The first fee-based service to transmit digital signals from a satellite was called XM Radio. In the first two months of operation XM Radio signed up more than 25,000 subscribers. A similar service from Sirius Satellite Radio began in 2002. In 2007, efforts started to merge these two satellite services.
In addition to far fewer (or no) commercials (depending on the service), the new services offer a much wider choice of digital-quality programming.
The iPod Era
When iPod-type devices and computers that can "rip" (copy) musical selections from CDs and Internet sources arrived, the popularity of radio took another hit.
Users can assemble hours of their favorite music on a computer (up to 2,000 songs in some cases) and transfer them to a pocket-sized, solid-state listening device such as an iPod (on the left) or to one of the new generation cell phones.
"Podcasts" of broadcasts from radio and TV programming (photo on
the right) can also be
downloaded and listened to or viewed at the user's convenience.
Radio and Media Conglomerates
Like most of the mass media, a large percentage of U.S. radio stations are owned by media conglomerates.
With 900 stations, Clear Channel Communications (CCC) is the largest radio station group owner in the United States, both in number of stations and in revenue. Many of its stations are News/Talk and almost all of these are considered conservative in their focus.
The group was in the television business until it sold all of its TV stations to Newport Television in 2008.

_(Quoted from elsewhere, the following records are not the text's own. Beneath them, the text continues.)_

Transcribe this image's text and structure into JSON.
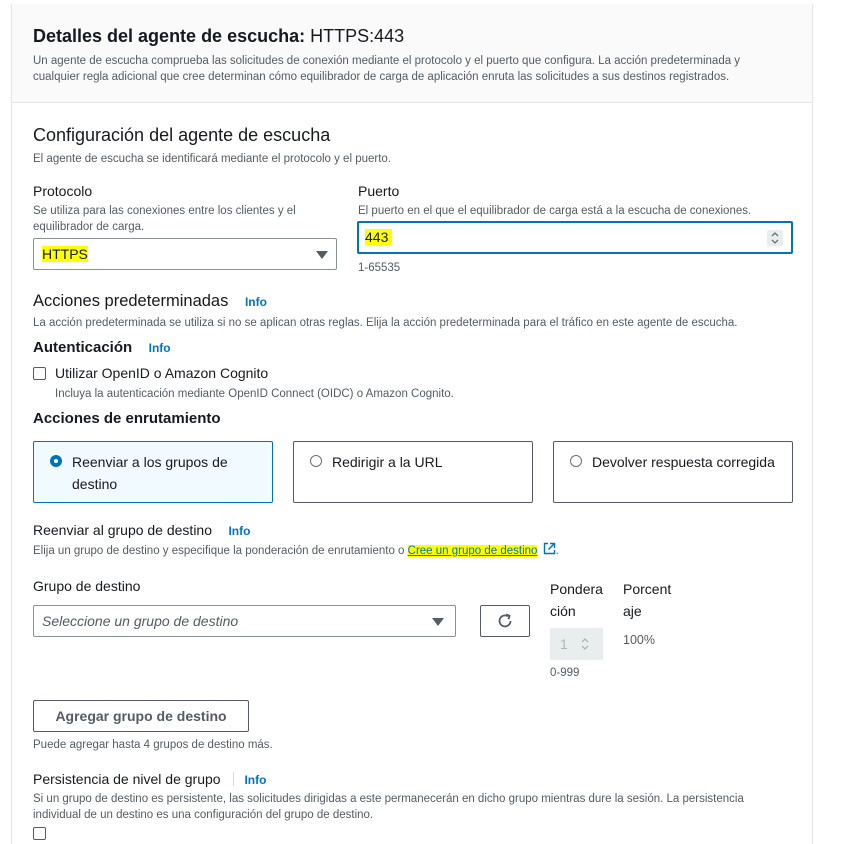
{
  "header": {
    "title_bold": "Detalles del agente de escucha:",
    "title_value": "HTTPS:443",
    "description_line1": "Un agente de escucha comprueba las solicitudes de conexión mediante el protocolo y el puerto que configura. La acción predeterminada y",
    "description_line2": "cualquier regla adicional que cree determinan cómo equilibrador de carga de aplicación enruta las solicitudes a sus destinos registrados."
  },
  "config": {
    "title": "Configuración del agente de escucha",
    "description": "El agente de escucha se identificará mediante el protocolo y el puerto.",
    "protocol_label": "Protocolo",
    "protocol_desc_line1": "Se utiliza para las conexiones entre los clientes y el",
    "protocol_desc_line2": "equilibrador de carga.",
    "protocol_value": "HTTPS",
    "port_label": "Puerto",
    "port_desc": "El puerto en el que el equilibrador de carga está a la escucha de conexiones.",
    "port_value": "443",
    "port_hint": "1-65535"
  },
  "default_actions": {
    "title": "Acciones predeterminadas",
    "info": "Info",
    "description": "La acción predeterminada se utiliza si no se aplican otras reglas. Elija la acción predeterminada para el tráfico en este agente de escucha."
  },
  "auth": {
    "title": "Autenticación",
    "info": "Info",
    "checkbox_label": "Utilizar OpenID o Amazon Cognito",
    "checkbox_desc": "Incluya la autenticación mediante OpenID Connect (OIDC) o Amazon Cognito."
  },
  "routing": {
    "title": "Acciones de enrutamiento",
    "options": [
      {
        "line1": "Reenviar a los grupos de",
        "line2": "destino",
        "selected": true
      },
      {
        "line1": "Redirigir a la URL",
        "line2": "",
        "selected": false
      },
      {
        "line1": "Devolver respuesta corregida",
        "line2": "",
        "selected": false
      }
    ]
  },
  "forward": {
    "title": "Reenviar al grupo de destino",
    "info": "Info",
    "desc_prefix": "Elija un grupo de destino y especifique la ponderación de enrutamiento o ",
    "desc_link": "Cree un grupo de destino",
    "desc_suffix": ".",
    "target_group_label": "Grupo de destino",
    "target_group_placeholder": "Seleccione un grupo de destino",
    "weight_label_line1": "Pondera",
    "weight_label_line2": "ción",
    "weight_value": "1",
    "weight_hint": "0-999",
    "percent_label_line1": "Porcent",
    "percent_label_line2": "aje",
    "percent_value": "100%",
    "add_button": "Agregar grupo de destino",
    "add_hint": "Puede agregar hasta 4 grupos de destino más."
  },
  "stickiness": {
    "title": "Persistencia de nivel de grupo",
    "info": "Info",
    "desc_line1": "Si un grupo de destino es persistente, las solicitudes dirigidas a este permanecerán en dicho grupo mientras dure la sesión. La persistencia",
    "desc_line2": "individual de un destino es una configuración del grupo de destino."
  },
  "colors": {
    "accent": "#0073bb",
    "highlight": "#ffff00",
    "text": "#16191f",
    "muted": "#545b64"
  },
  "icons": [
    "dropdown-caret-icon",
    "stepper-icon",
    "refresh-icon",
    "external-link-icon",
    "radio-icon",
    "checkbox-icon"
  ]
}
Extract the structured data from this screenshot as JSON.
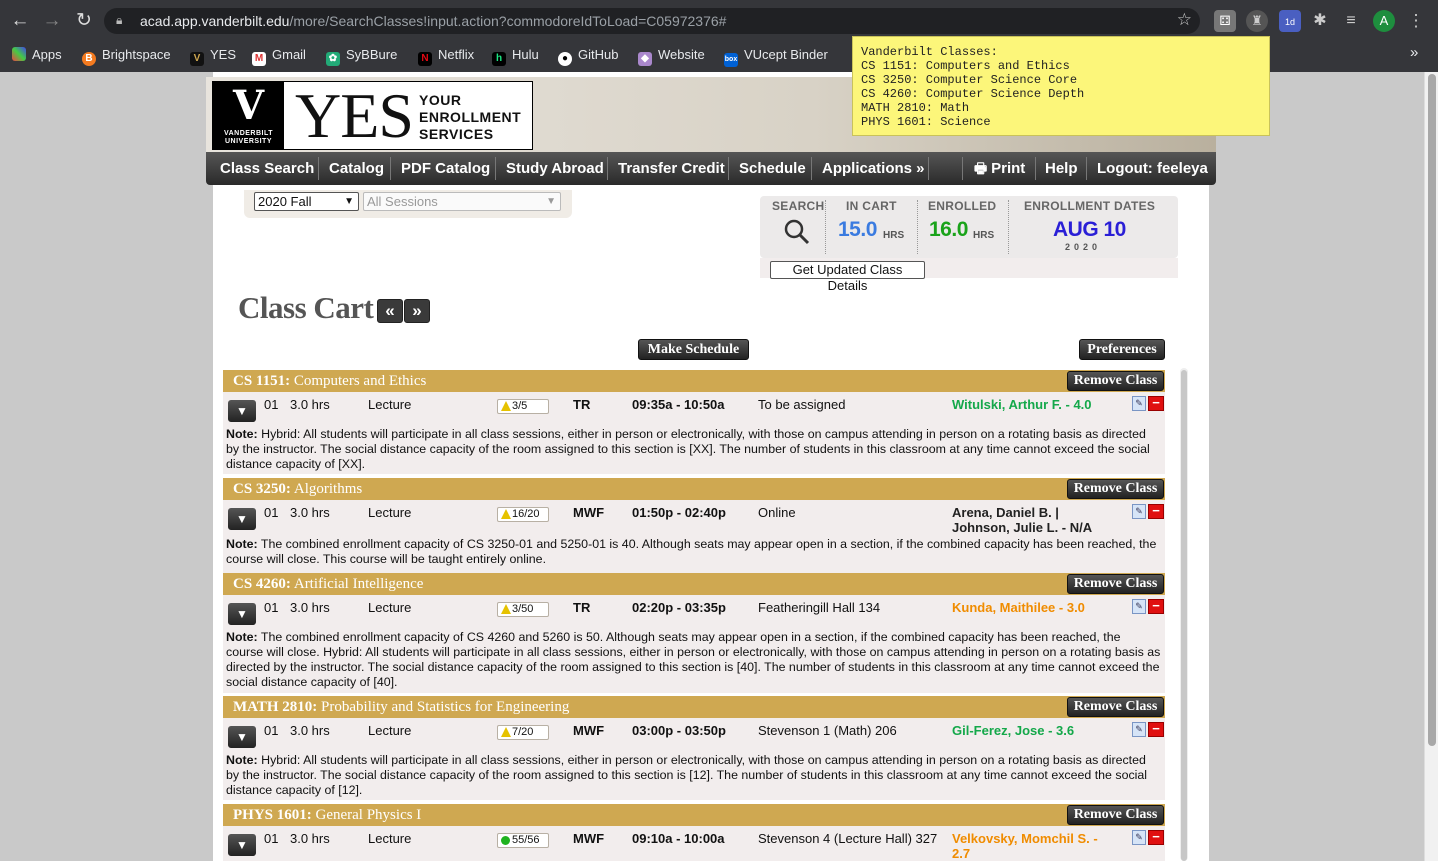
{
  "browser": {
    "url_host": "acad.app.vanderbilt.edu",
    "url_path": "/more/SearchClasses!input.action?commodoreIdToLoad=C05972376#",
    "profile_initial": "A",
    "ext_badge": "1d",
    "bookmarks": [
      "Apps",
      "Brightspace",
      "YES",
      "Gmail",
      "SyBBure",
      "Netflix",
      "Hulu",
      "GitHub",
      "Website",
      "VUcept Binder"
    ],
    "overflow": "»"
  },
  "sticky_note": "Vanderbilt Classes:\nCS 1151: Computers and Ethics\nCS 3250: Computer Science Core\nCS 4260: Computer Science Depth\nMATH 2810: Math\nPHYS 1601: Science",
  "logo": {
    "big": "YES",
    "line1": "YOUR",
    "line2": "ENROLLMENT",
    "line3": "SERVICES",
    "univ1": "VANDERBILT",
    "univ2": "UNIVERSITY"
  },
  "menu": {
    "items": [
      "Class Search",
      "Catalog",
      "PDF Catalog",
      "Study Abroad",
      "Transfer Credit",
      "Schedule",
      "Applications »"
    ],
    "print": "Print",
    "help": "Help",
    "logout": "Logout: feeleya"
  },
  "term": {
    "selected": "2020 Fall",
    "session": "All Sessions"
  },
  "stats": {
    "search_label": "SEARCH",
    "incart_label": "IN CART",
    "enrolled_label": "ENROLLED",
    "dates_label": "ENROLLMENT DATES",
    "incart": "15.0",
    "enrolled": "16.0",
    "unit": "HRS",
    "date": "AUG 10",
    "year": "2020",
    "incart_color": "#3a7be0",
    "enrolled_color": "#1aa31a",
    "date_color": "#2a1fd6",
    "update_button": "Get Updated Class Details"
  },
  "cart": {
    "title": "Class Cart",
    "prev": "«",
    "next": "»",
    "make_schedule": "Make Schedule",
    "preferences": "Preferences",
    "remove": "Remove Class",
    "note_label": "Note:",
    "courses": [
      {
        "code": "CS 1151:",
        "name": "Computers and Ethics",
        "section": "01",
        "hours": "3.0 hrs",
        "type": "Lecture",
        "seats": "3/5",
        "seat_status": "warning",
        "days": "TR",
        "time": "09:35a - 10:50a",
        "location": "To be assigned",
        "instructor": "Witulski, Arthur F. - 4.0",
        "instructor_color": "#14a84a",
        "note": "Hybrid: All students will participate in all class sessions, either in person or electronically, with those on campus attending in person on a rotating basis as directed by the instructor. The social distance capacity of the room assigned to this section is [XX]. The number of students in this classroom at any time cannot exceed the social distance capacity of [XX]."
      },
      {
        "code": "CS 3250:",
        "name": "Algorithms",
        "section": "01",
        "hours": "3.0 hrs",
        "type": "Lecture",
        "seats": "16/20",
        "seat_status": "warning",
        "days": "MWF",
        "time": "01:50p - 02:40p",
        "location": "Online",
        "instructor": "Arena, Daniel B. | Johnson, Julie L. - N/A",
        "instructor_color": "#222222",
        "note": "The combined enrollment capacity of CS 3250-01 and 5250-01 is 40. Although seats may appear open in a section, if the combined capacity has been reached, the course will close.   This course will be taught entirely online."
      },
      {
        "code": "CS 4260:",
        "name": "Artificial Intelligence",
        "section": "01",
        "hours": "3.0 hrs",
        "type": "Lecture",
        "seats": "3/50",
        "seat_status": "warning",
        "days": "TR",
        "time": "02:20p - 03:35p",
        "location": "Featheringill Hall 134",
        "instructor": "Kunda, Maithilee - 3.0",
        "instructor_color": "#f08c00",
        "note": "The combined enrollment capacity of CS 4260 and 5260 is 50. Although seats may appear open in a section, if the combined capacity has been reached, the course will close.   Hybrid: All students will participate in all class sessions, either in person or electronically, with those on campus attending in person on a rotating basis as directed by the instructor. The social distance capacity of the room assigned to this section is [40]. The number of students in this classroom at any time cannot exceed the social distance capacity of [40]."
      },
      {
        "code": "MATH 2810:",
        "name": "Probability and Statistics for Engineering",
        "section": "01",
        "hours": "3.0 hrs",
        "type": "Lecture",
        "seats": "7/20",
        "seat_status": "warning",
        "days": "MWF",
        "time": "03:00p - 03:50p",
        "location": "Stevenson 1 (Math) 206",
        "instructor": "Gil-Ferez, Jose - 3.6",
        "instructor_color": "#14a84a",
        "note": "Hybrid: All students will participate in all class sessions, either in person or electronically, with those on campus attending in person on a rotating basis as directed by the instructor. The social distance capacity of the room assigned to this section is [12]. The number of students in this classroom at any time cannot exceed the social distance capacity of [12]."
      },
      {
        "code": "PHYS 1601:",
        "name": "General Physics I",
        "section": "01",
        "hours": "3.0 hrs",
        "type": "Lecture",
        "seats": "55/56",
        "seat_status": "open",
        "days": "MWF",
        "time": "09:10a - 10:00a",
        "location": "Stevenson 4 (Lecture Hall) 327",
        "instructor": "Velkovsky, Momchil S. - 2.7",
        "instructor_color": "#f08c00",
        "note": ""
      }
    ]
  }
}
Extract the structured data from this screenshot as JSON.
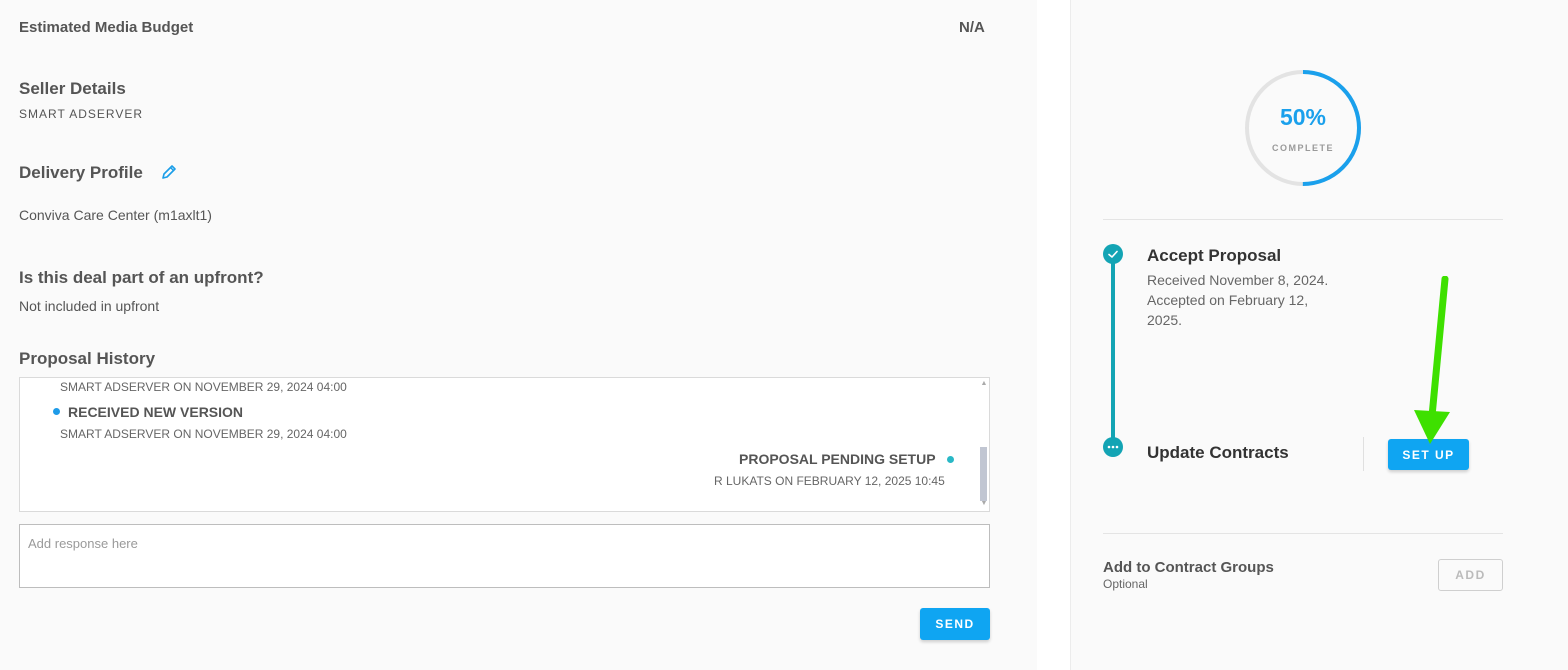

When a few media companies get too much power, allegations of unfair or biased content control often emerge. For example, according to The Los Angeles Times, (Feb. 25, 2002) singer Britney Spears alleged that Clear Channel Communications (CCC) stations refused to play her records because her company didn't hire CCC as their tour promoter. When close to 900 stations refuse to play an artist's records it represents a major blow to their success.
We'll detail some of the major disadvantages of conglomerate control of the media in an upcoming module.
In the next module we'll introduce the medium that caused so many problems for film and radio: television. Before we get to that, as a person who did years of on-air work in both radio and TV, I often get asked the question, which medium I prefer. I've tried to answer this question in "Radio vs. TV Announcing."
The next Matching Quiz will be after Module 23.